Although corals are considered one of the earliest, most primitive animal groups on the planet, the stony corals that grace our reef aquariums with color and vibrance actually arose later than some of us have been led to believe.
It is widely accepted that our ocean’s corals have been derived from sponge-like ancestors; however, the first “corals” to be derived from these sponge-like ancestors are not the ones we see in our reef aquariums.
Roughly 500 million years ago in the Ordovician period (see table to the left), two orders of stony corals arose.
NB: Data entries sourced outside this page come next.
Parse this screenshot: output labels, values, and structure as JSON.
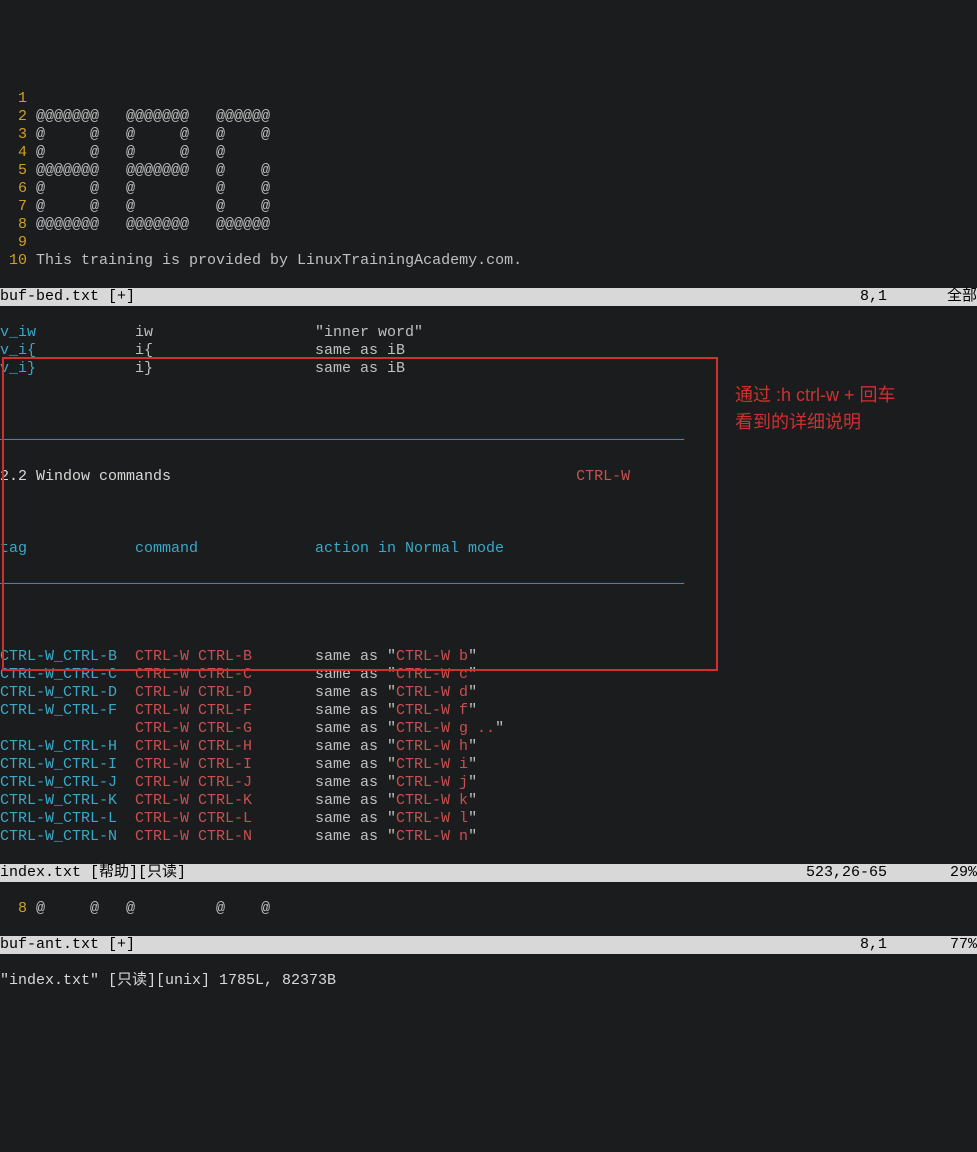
{
  "top": {
    "lines": [
      {
        "n": "1",
        "t": ""
      },
      {
        "n": "2",
        "t": "@@@@@@@   @@@@@@@   @@@@@@"
      },
      {
        "n": "3",
        "t": "@     @   @     @   @    @"
      },
      {
        "n": "4",
        "t": "@     @   @     @   @"
      },
      {
        "n": "5",
        "t": "@@@@@@@   @@@@@@@   @    @"
      },
      {
        "n": "6",
        "t": "@     @   @         @    @"
      },
      {
        "n": "7",
        "t": "@     @   @         @    @"
      },
      {
        "n": "8",
        "t": "@@@@@@@   @@@@@@@   @@@@@@"
      },
      {
        "n": "9",
        "t": ""
      },
      {
        "n": "10",
        "t": "This training is provided by LinuxTrainingAcademy.com."
      }
    ]
  },
  "status1": {
    "left": "buf-bed.txt [+]",
    "pos": "8,1",
    "right": "全部"
  },
  "textobj": [
    {
      "tag": "v_iw",
      "cmd": "iw",
      "desc": "\"inner word\""
    },
    {
      "tag": "v_i{",
      "cmd": "i{",
      "desc": "same as iB"
    },
    {
      "tag": "v_i}",
      "cmd": "i}",
      "desc": "same as iB"
    }
  ],
  "ruler": "────────────────────────────────────────────────────────────────────────────",
  "section": {
    "num": "2.2",
    "title": "Window commands",
    "key": "CTRL-W"
  },
  "headers": {
    "tag": "tag",
    "cmd": "command",
    "action": "action in Normal mode"
  },
  "underline": "────────────────────────────────────────────────────────────────────────────",
  "cmds": [
    {
      "tag": "CTRL-W_CTRL-B",
      "cmd": "CTRL-W CTRL-B",
      "pre": "same as \"",
      "k": "CTRL-W b",
      "post": "\""
    },
    {
      "tag": "CTRL-W_CTRL-C",
      "cmd": "CTRL-W CTRL-C",
      "pre": "same as \"",
      "k": "CTRL-W c",
      "post": "\""
    },
    {
      "tag": "CTRL-W_CTRL-D",
      "cmd": "CTRL-W CTRL-D",
      "pre": "same as \"",
      "k": "CTRL-W d",
      "post": "\""
    },
    {
      "tag": "CTRL-W_CTRL-F",
      "cmd": "CTRL-W CTRL-F",
      "pre": "same as \"",
      "k": "CTRL-W f",
      "post": "\""
    },
    {
      "tag": "",
      "cmd": "CTRL-W CTRL-G",
      "pre": "same as \"",
      "k": "CTRL-W g ..",
      "post": "\""
    },
    {
      "tag": "CTRL-W_CTRL-H",
      "cmd": "CTRL-W CTRL-H",
      "pre": "same as \"",
      "k": "CTRL-W h",
      "post": "\""
    },
    {
      "tag": "CTRL-W_CTRL-I",
      "cmd": "CTRL-W CTRL-I",
      "pre": "same as \"",
      "k": "CTRL-W i",
      "post": "\""
    },
    {
      "tag": "CTRL-W_CTRL-J",
      "cmd": "CTRL-W CTRL-J",
      "pre": "same as \"",
      "k": "CTRL-W j",
      "post": "\""
    },
    {
      "tag": "CTRL-W_CTRL-K",
      "cmd": "CTRL-W CTRL-K",
      "pre": "same as \"",
      "k": "CTRL-W k",
      "post": "\""
    },
    {
      "tag": "CTRL-W_CTRL-L",
      "cmd": "CTRL-W CTRL-L",
      "pre": "same as \"",
      "k": "CTRL-W l",
      "post": "\""
    },
    {
      "tag": "CTRL-W_CTRL-N",
      "cmd": "CTRL-W CTRL-N",
      "pre": "same as \"",
      "k": "CTRL-W n",
      "post": "\""
    }
  ],
  "status2": {
    "left": "index.txt [帮助][只读]",
    "pos": "523,26-65",
    "right": "29%"
  },
  "bottom": {
    "n": "8",
    "t": "@     @   @         @    @"
  },
  "status3": {
    "left": "buf-ant.txt [+]",
    "pos": "8,1",
    "right": "77%"
  },
  "cmdline": "\"index.txt\" [只读][unix] 1785L, 82373B",
  "annotation": {
    "l1": "通过 :h ctrl-w + 回车",
    "l2": "看到的详细说明"
  }
}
These groups are known as Rugosa and Tabulata.
Soon after these two groups of corals arose from their presumably spongy ancestors, they attained prominence in our oceans and helped construct reefs with the help of their stable, calcite-based skeletons.
These corals maintained their oceanic dominance until the mysterious Permian – Triassic extinction, which is thought to have been responsible for their demise. If these two groups abruptly became extinct, leaving our planet virtually devoid of corals, how do living coral species exist on earth today?
Several millions of years into the Triassic period, another group of corals arose. Since Tabulata and Rugosa are thought to have already become extinct at this point, many paleobiologists hypothesize that this new group of corals had not been derived from one of these extinct groups, but came from sponge-like ancestors, just as the two extinct groups did during the Ordovician period. This hypothesis; however, has been countered by recent findings of fossil corals that host features of both Rugosa and the new group – Scleractinia. This suggests the possibility that Scleractinians – the corals that populate our planet today, may have been derived from ancient Rugosa corals.